The days of the public deciding what music is good and bad are over – companies now tell you what you should buy and price their product appropriately.

Want proof? Just check out in stores and digital downloads. Ever notice that some new digital music singles sell for 30% less than standard 99-cent rate? And new CDs, for certain popular artists, which normally sell for $13.99 at a store, sell for $7.99?  Not coincidence.

It’s no longer about the music or how much money sales generate, it’s only about how many physical units are sold. Selling a million physical copies of a single or a CD offsets the loss of millions of dollars in the art that created it.

Worst of all, this manufactured stuff gets top billing in stores, radio and I-Tunes while “real” new music gets pushed to Indie web sites to be stumbled upon by accident.

To help reinforce my point about the difference between real music and today’s manufactured material let’s do a quick comparison of #1 songs in the USA from the years 1982 and 2011.

Entire month of January 1982: Physical: Olivia-Newton John
Entire month of January 2011:  Grenade: Bruno Mars

Entire Month of April 1982: I Love Rock and Roll: Joan Jett and The Black Hearts
Entire Month of April 2011:
ET (Katy Perry w. Kanye West) – No, it’s not about the little alien guy who ironically, first appeared in 1982.
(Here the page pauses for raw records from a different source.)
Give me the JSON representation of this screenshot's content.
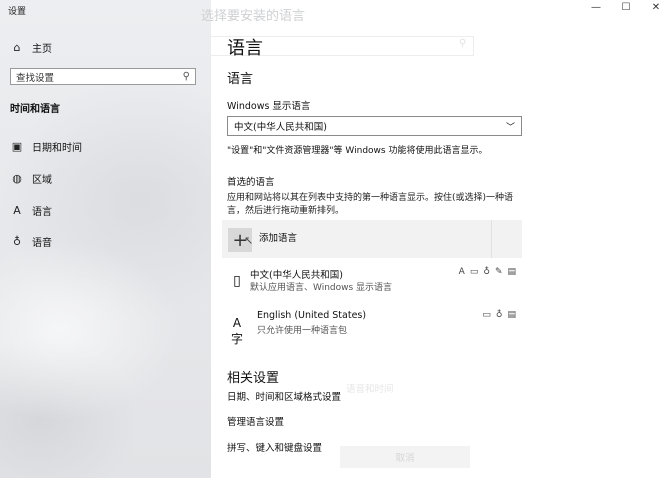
{
  "window": {
    "title": "设置",
    "minimize": "—",
    "maximize": "☐",
    "close": "✕"
  },
  "sidebar": {
    "home": "主页",
    "search_placeholder": "查找设置",
    "section": "时间和语言",
    "items": [
      {
        "label": "日期和时间",
        "icon": "calendar-clock-icon"
      },
      {
        "label": "区域",
        "icon": "globe-icon"
      },
      {
        "label": "语言",
        "icon": "language-icon"
      },
      {
        "label": "语音",
        "icon": "microphone-icon"
      }
    ]
  },
  "background_dialog": {
    "title": "选择要安装的语言",
    "time": "语音和时间",
    "cancel": "取消"
  },
  "main": {
    "page_title": "语言",
    "sub_title": "语言",
    "display_language_label": "Windows 显示语言",
    "display_language_value": "中文(中华人民共和国)",
    "display_note": "\"设置\"和\"文件资源管理器\"等 Windows 功能将使用此语言显示。",
    "preferred_label": "首选的语言",
    "preferred_desc": "应用和网站将以其在列表中支持的第一种语言显示。按住(或选择)一种语言，然后进行拖动重新排列。",
    "add_language": "添加语言",
    "languages": [
      {
        "name": "中文(中华人民共和国)",
        "sub": "默认应用语言、Windows 显示语言",
        "icon": "▯"
      },
      {
        "name": "English (United States)",
        "sub": "只允许使用一种语言包",
        "icon": "A字"
      }
    ],
    "related_title": "相关设置",
    "related_links": [
      "日期、时间和区域格式设置",
      "管理语言设置",
      "拼写、键入和键盘设置"
    ]
  }
}
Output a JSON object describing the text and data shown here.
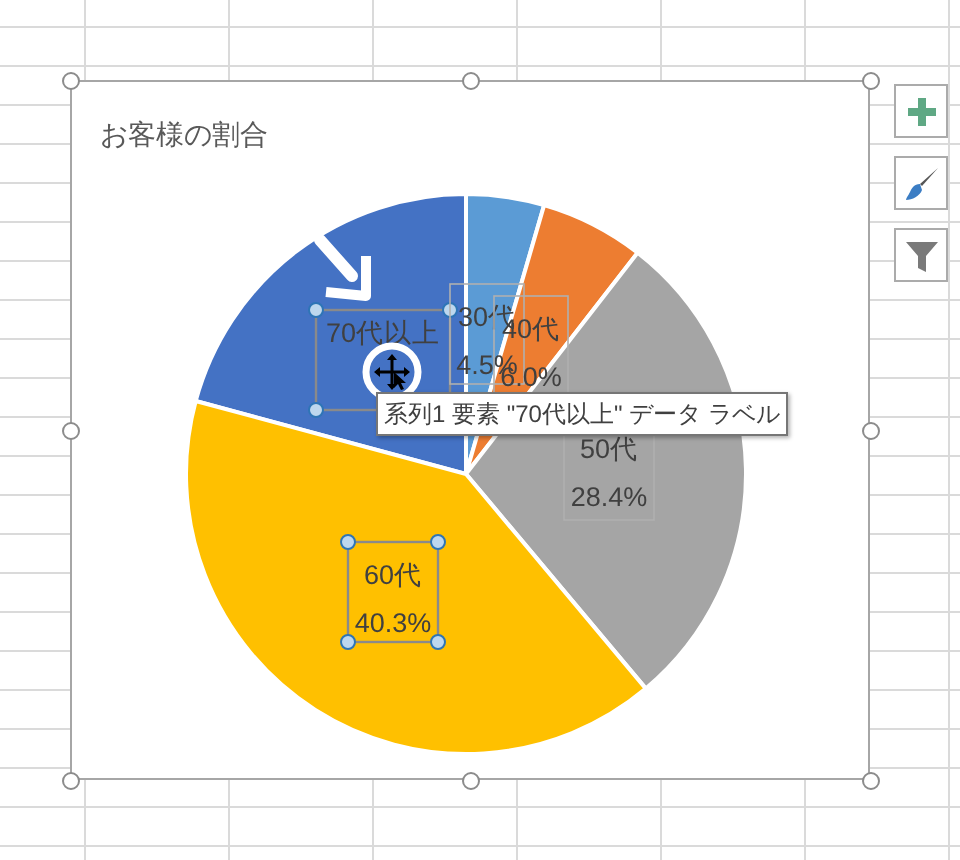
{
  "chart": {
    "title": "お客様の割合",
    "chart_data": {
      "type": "pie",
      "categories": [
        "70代以上",
        "30代",
        "40代",
        "50代",
        "60代"
      ],
      "series": [
        {
          "values": [
            20.8,
            4.5,
            6.0,
            28.4,
            40.3
          ]
        }
      ],
      "colors": [
        "#4472c4",
        "#5b9bd5",
        "#ed7d31",
        "#a5a5a5",
        "#ffc000"
      ]
    },
    "data_labels": [
      {
        "selected": true
      },
      {
        "value": "4.5%",
        "selected": false
      },
      {
        "value": "6.0%",
        "selected": false
      },
      {
        "value": "28.4%",
        "selected": false
      },
      {
        "value": "40.3%",
        "selected": true
      }
    ],
    "tooltip": "系列1 要素 \"70代以上\" データ ラベル"
  },
  "side_buttons": [
    {
      "kind": "add"
    },
    {
      "kind": "style"
    },
    {
      "kind": "filter"
    }
  ]
}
Half of the month of July and all of August 1982: Eye of The Tiger (Survivor)
Entire month of July and Half of August 2011: Party Rock (LMFAO Featuring Lauren Bennett & GoonRock)

Now, armed with this knowledge, ask yourself this question:

Thirty years from now, which songs will you still remember?